‘I started my company four months before a global pandemic’—Flor de Maria Rivera
Starting a Business as Covid-19 Appears
Meanwhile, Rivera was collecting hundreds of shoes, and was particularly inspired by creations from French designer Christian Louboutin.
“I realized that my love for shoes was always there,” she said, noting it got to the point where she couldn’t find what she was seeking, without spending thousands of dollars. “That’s when it happened, when I got tired of looking for shoes.”
Her moment of entrepreneurial inspiration happened right in Los Gatos, while reading a business book by the Vasona Reservoir.

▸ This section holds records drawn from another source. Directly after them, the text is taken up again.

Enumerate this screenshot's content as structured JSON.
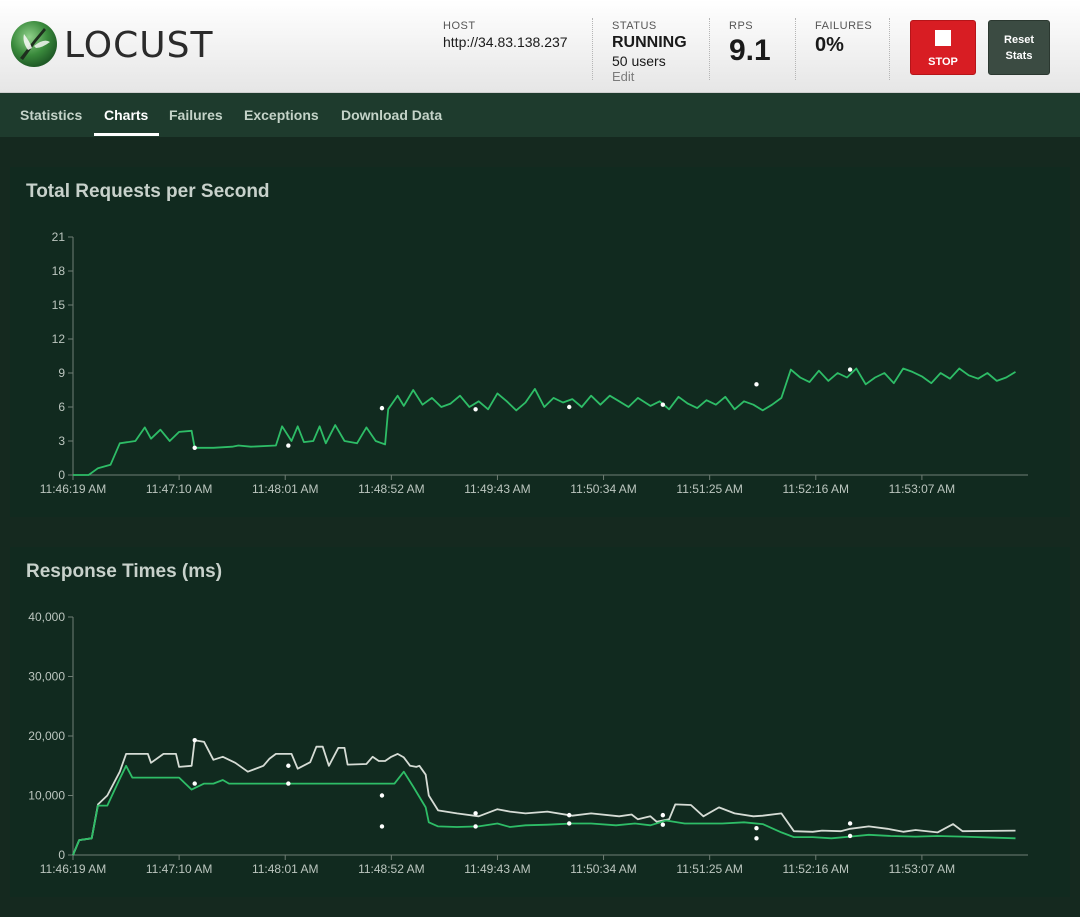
{
  "header": {
    "logo_text": "LOCUST",
    "host_label": "HOST",
    "host_value": "http://34.83.138.237",
    "status_label": "STATUS",
    "status_value": "RUNNING",
    "users_value": "50 users",
    "edit_label": "Edit",
    "rps_label": "RPS",
    "rps_value": "9.1",
    "failures_label": "FAILURES",
    "failures_value": "0%",
    "stop_label": "STOP",
    "reset_label_line1": "Reset",
    "reset_label_line2": "Stats"
  },
  "colors": {
    "rps_line": "#2ebd67",
    "median_line": "#2ebd67",
    "p95_line": "#d6dcd5",
    "stop_button": "#d81d23",
    "nav_bg": "#1e3b2d",
    "panel_bg": "#112a1f"
  },
  "nav": {
    "tabs": [
      {
        "label": "Statistics",
        "active": false
      },
      {
        "label": "Charts",
        "active": true
      },
      {
        "label": "Failures",
        "active": false
      },
      {
        "label": "Exceptions",
        "active": false
      },
      {
        "label": "Download Data",
        "active": false
      }
    ]
  },
  "chart_data": [
    {
      "type": "line",
      "title": "Total Requests per Second",
      "ylim": [
        0,
        21
      ],
      "yticks": [
        0,
        3,
        6,
        9,
        12,
        15,
        18,
        21
      ],
      "xticks": [
        "11:46:19 AM",
        "11:47:10 AM",
        "11:48:01 AM",
        "11:48:52 AM",
        "11:49:43 AM",
        "11:50:34 AM",
        "11:51:25 AM",
        "11:52:16 AM",
        "11:53:07 AM"
      ],
      "grid": false,
      "series": [
        {
          "color": "#2ebd67",
          "points": [
            [
              0,
              0
            ],
            [
              5,
              0
            ],
            [
              8,
              0.6
            ],
            [
              12,
              0.9
            ],
            [
              15,
              2.8
            ],
            [
              20,
              3.0
            ],
            [
              23,
              4.2
            ],
            [
              25,
              3.2
            ],
            [
              28,
              4.0
            ],
            [
              31,
              3.0
            ],
            [
              34,
              3.8
            ],
            [
              38,
              3.9
            ],
            [
              39,
              2.4
            ],
            [
              45,
              2.4
            ],
            [
              51,
              2.5
            ],
            [
              53,
              2.6
            ],
            [
              57,
              2.5
            ],
            [
              65,
              2.6
            ],
            [
              67,
              4.3
            ],
            [
              70,
              3.0
            ],
            [
              72,
              4.3
            ],
            [
              74,
              2.9
            ],
            [
              77,
              3.0
            ],
            [
              79,
              4.3
            ],
            [
              81,
              2.8
            ],
            [
              84,
              4.4
            ],
            [
              87,
              3.0
            ],
            [
              91,
              2.8
            ],
            [
              94,
              4.2
            ],
            [
              97,
              3.0
            ],
            [
              100,
              2.7
            ],
            [
              101,
              5.8
            ],
            [
              104,
              7.0
            ],
            [
              106,
              6.1
            ],
            [
              109,
              7.5
            ],
            [
              112,
              6.2
            ],
            [
              115,
              6.8
            ],
            [
              118,
              6.0
            ],
            [
              121,
              6.3
            ],
            [
              124,
              7.0
            ],
            [
              127,
              6.0
            ],
            [
              130,
              6.5
            ],
            [
              133,
              5.8
            ],
            [
              136,
              7.2
            ],
            [
              139,
              6.5
            ],
            [
              142,
              5.7
            ],
            [
              145,
              6.4
            ],
            [
              148,
              7.6
            ],
            [
              151,
              6.0
            ],
            [
              154,
              6.8
            ],
            [
              157,
              6.4
            ],
            [
              160,
              6.7
            ],
            [
              163,
              6.0
            ],
            [
              166,
              7.0
            ],
            [
              169,
              6.2
            ],
            [
              172,
              7.0
            ],
            [
              175,
              6.5
            ],
            [
              178,
              6.0
            ],
            [
              181,
              6.8
            ],
            [
              185,
              6.1
            ],
            [
              188,
              6.5
            ],
            [
              191,
              5.8
            ],
            [
              194,
              6.9
            ],
            [
              197,
              6.3
            ],
            [
              200,
              5.9
            ],
            [
              203,
              6.6
            ],
            [
              206,
              6.2
            ],
            [
              209,
              6.9
            ],
            [
              212,
              5.8
            ],
            [
              215,
              6.5
            ],
            [
              218,
              6.2
            ],
            [
              221,
              5.7
            ],
            [
              224,
              6.2
            ],
            [
              227,
              6.8
            ],
            [
              230,
              9.3
            ],
            [
              233,
              8.6
            ],
            [
              236,
              8.2
            ],
            [
              239,
              9.2
            ],
            [
              242,
              8.3
            ],
            [
              245,
              9.0
            ],
            [
              248,
              8.6
            ],
            [
              251,
              9.4
            ],
            [
              254,
              8.0
            ],
            [
              257,
              8.6
            ],
            [
              260,
              9.0
            ],
            [
              263,
              8.1
            ],
            [
              266,
              9.4
            ],
            [
              269,
              9.1
            ],
            [
              272,
              8.7
            ],
            [
              275,
              8.1
            ],
            [
              278,
              9.0
            ],
            [
              281,
              8.5
            ],
            [
              284,
              9.4
            ],
            [
              287,
              8.8
            ],
            [
              290,
              8.5
            ],
            [
              293,
              9.0
            ],
            [
              296,
              8.3
            ],
            [
              299,
              8.6
            ],
            [
              302,
              9.1
            ]
          ],
          "dots": [
            [
              39,
              2.4
            ],
            [
              69,
              2.6
            ],
            [
              99,
              5.9
            ],
            [
              129,
              5.8
            ],
            [
              159,
              6.0
            ],
            [
              189,
              6.2
            ],
            [
              219,
              8.0
            ],
            [
              249,
              9.3
            ]
          ]
        }
      ]
    },
    {
      "type": "line",
      "title": "Response Times (ms)",
      "ylim": [
        0,
        40000
      ],
      "yticks": [
        0,
        10000,
        20000,
        30000,
        40000
      ],
      "ytick_labels": [
        "0",
        "10,000",
        "20,000",
        "30,000",
        "40,000"
      ],
      "xticks": [
        "11:46:19 AM",
        "11:47:10 AM",
        "11:48:01 AM",
        "11:48:52 AM",
        "11:49:43 AM",
        "11:50:34 AM",
        "11:51:25 AM",
        "11:52:16 AM",
        "11:53:07 AM"
      ],
      "grid": false,
      "series": [
        {
          "color": "#d6dcd5",
          "points": [
            [
              0,
              0
            ],
            [
              2,
              2500
            ],
            [
              6,
              2800
            ],
            [
              8,
              8500
            ],
            [
              11,
              10000
            ],
            [
              15,
              14000
            ],
            [
              17,
              17000
            ],
            [
              24,
              17000
            ],
            [
              25,
              15500
            ],
            [
              29,
              17000
            ],
            [
              33,
              17000
            ],
            [
              34,
              14800
            ],
            [
              38,
              15000
            ],
            [
              39,
              19300
            ],
            [
              42,
              19000
            ],
            [
              45,
              16000
            ],
            [
              48,
              16500
            ],
            [
              52,
              15500
            ],
            [
              56,
              14000
            ],
            [
              61,
              15000
            ],
            [
              63,
              16200
            ],
            [
              65,
              17000
            ],
            [
              70,
              17000
            ],
            [
              72,
              14500
            ],
            [
              76,
              15600
            ],
            [
              78,
              18200
            ],
            [
              80,
              18200
            ],
            [
              82,
              15000
            ],
            [
              85,
              18000
            ],
            [
              87,
              18000
            ],
            [
              88,
              15200
            ],
            [
              94,
              15300
            ],
            [
              96,
              16500
            ],
            [
              98,
              15800
            ],
            [
              100,
              15800
            ],
            [
              102,
              16500
            ],
            [
              104,
              17000
            ],
            [
              106,
              16400
            ],
            [
              108,
              15000
            ],
            [
              110,
              14800
            ],
            [
              111,
              15000
            ],
            [
              113,
              13500
            ],
            [
              114,
              10000
            ],
            [
              117,
              7500
            ],
            [
              123,
              7000
            ],
            [
              130,
              6500
            ],
            [
              136,
              7700
            ],
            [
              140,
              7300
            ],
            [
              145,
              7000
            ],
            [
              152,
              7300
            ],
            [
              160,
              6600
            ],
            [
              166,
              7000
            ],
            [
              175,
              6500
            ],
            [
              179,
              6800
            ],
            [
              181,
              6000
            ],
            [
              185,
              6500
            ],
            [
              187,
              5600
            ],
            [
              191,
              6000
            ],
            [
              193,
              8500
            ],
            [
              198,
              8400
            ],
            [
              202,
              6500
            ],
            [
              207,
              8000
            ],
            [
              212,
              7000
            ],
            [
              218,
              6500
            ],
            [
              221,
              6600
            ],
            [
              227,
              7000
            ],
            [
              231,
              4000
            ],
            [
              237,
              3900
            ],
            [
              240,
              4100
            ],
            [
              246,
              4000
            ],
            [
              249,
              4400
            ],
            [
              255,
              4800
            ],
            [
              261,
              4400
            ],
            [
              266,
              3900
            ],
            [
              270,
              4200
            ],
            [
              277,
              3800
            ],
            [
              282,
              5200
            ],
            [
              285,
              4000
            ],
            [
              302,
              4100
            ]
          ],
          "dots": [
            [
              39,
              19300
            ],
            [
              69,
              15000
            ],
            [
              99,
              10000
            ],
            [
              129,
              7000
            ],
            [
              159,
              6700
            ],
            [
              189,
              6700
            ],
            [
              219,
              4500
            ],
            [
              249,
              5300
            ]
          ]
        },
        {
          "color": "#2ebd67",
          "points": [
            [
              0,
              0
            ],
            [
              2,
              2500
            ],
            [
              6,
              2800
            ],
            [
              8,
              8300
            ],
            [
              11,
              8300
            ],
            [
              15,
              12800
            ],
            [
              17,
              15000
            ],
            [
              19,
              13000
            ],
            [
              24,
              13000
            ],
            [
              29,
              13000
            ],
            [
              34,
              13000
            ],
            [
              38,
              11000
            ],
            [
              42,
              12000
            ],
            [
              45,
              12000
            ],
            [
              48,
              12600
            ],
            [
              50,
              12000
            ],
            [
              55,
              12000
            ],
            [
              62,
              12000
            ],
            [
              66,
              12000
            ],
            [
              70,
              12000
            ],
            [
              77,
              12000
            ],
            [
              86,
              12000
            ],
            [
              93,
              12000
            ],
            [
              100,
              12000
            ],
            [
              103,
              12000
            ],
            [
              106,
              14000
            ],
            [
              109,
              11500
            ],
            [
              113,
              8000
            ],
            [
              114,
              5500
            ],
            [
              117,
              4800
            ],
            [
              123,
              4700
            ],
            [
              130,
              4800
            ],
            [
              136,
              5300
            ],
            [
              140,
              4700
            ],
            [
              145,
              5000
            ],
            [
              152,
              5100
            ],
            [
              160,
              5300
            ],
            [
              166,
              5300
            ],
            [
              174,
              5000
            ],
            [
              180,
              5300
            ],
            [
              185,
              5000
            ],
            [
              190,
              5800
            ],
            [
              196,
              5300
            ],
            [
              202,
              5300
            ],
            [
              208,
              5300
            ],
            [
              215,
              5500
            ],
            [
              221,
              5200
            ],
            [
              227,
              3800
            ],
            [
              231,
              3000
            ],
            [
              237,
              3000
            ],
            [
              243,
              2800
            ],
            [
              249,
              3100
            ],
            [
              255,
              3400
            ],
            [
              262,
              3200
            ],
            [
              270,
              3100
            ],
            [
              277,
              3200
            ],
            [
              285,
              3100
            ],
            [
              302,
              2800
            ]
          ],
          "dots": [
            [
              39,
              12000
            ],
            [
              69,
              12000
            ],
            [
              99,
              4800
            ],
            [
              129,
              4800
            ],
            [
              159,
              5300
            ],
            [
              189,
              5100
            ],
            [
              219,
              2800
            ],
            [
              249,
              3200
            ]
          ]
        }
      ]
    }
  ]
}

“Right there at the lake it hit me, and I said, ‘I’m gonna start a shoe line,’” she recalled. “I said, ‘This is it; I’m gonna do it.’”
She decided to take business classes at Stanford University, then moved to Italy to study at Arsutoria, one of the top shoe-design schools in the world.
Rivera says her Flor de Maria line was inspired by the “fearless females” in her life, who she likes to refer to as, “her Queens.”
She aims to make footwear women can wear from nine in the morning into the evening.
“I started my company four months before a global pandemic,” she said, emphasizing that this was definitely sub-optimal, but caused her to just dig deeper. “I could either sit there or cry, or I could push myself harder than ever.”
She decided to pivot from season-based shoe drops to releasing new items every couple of weeks.
“People want it now—you see it now; you buy it now,” she said of her growing base of online customers. “For me, I don’t see them as clients. I created a community. This is bigger than shoes. And if by sharing my story I can inspire one person, I feel I’ve done my job.”
Following the success of her Puerto Rican luxury boutique foray, Rivera has been working on designing her first handbag. And she’s even considering opening a brick-and-mortar store.
How does the future look from her vantage point?
“I think it’s bright,” she said. “And I’m so excited to welcome what’s next.”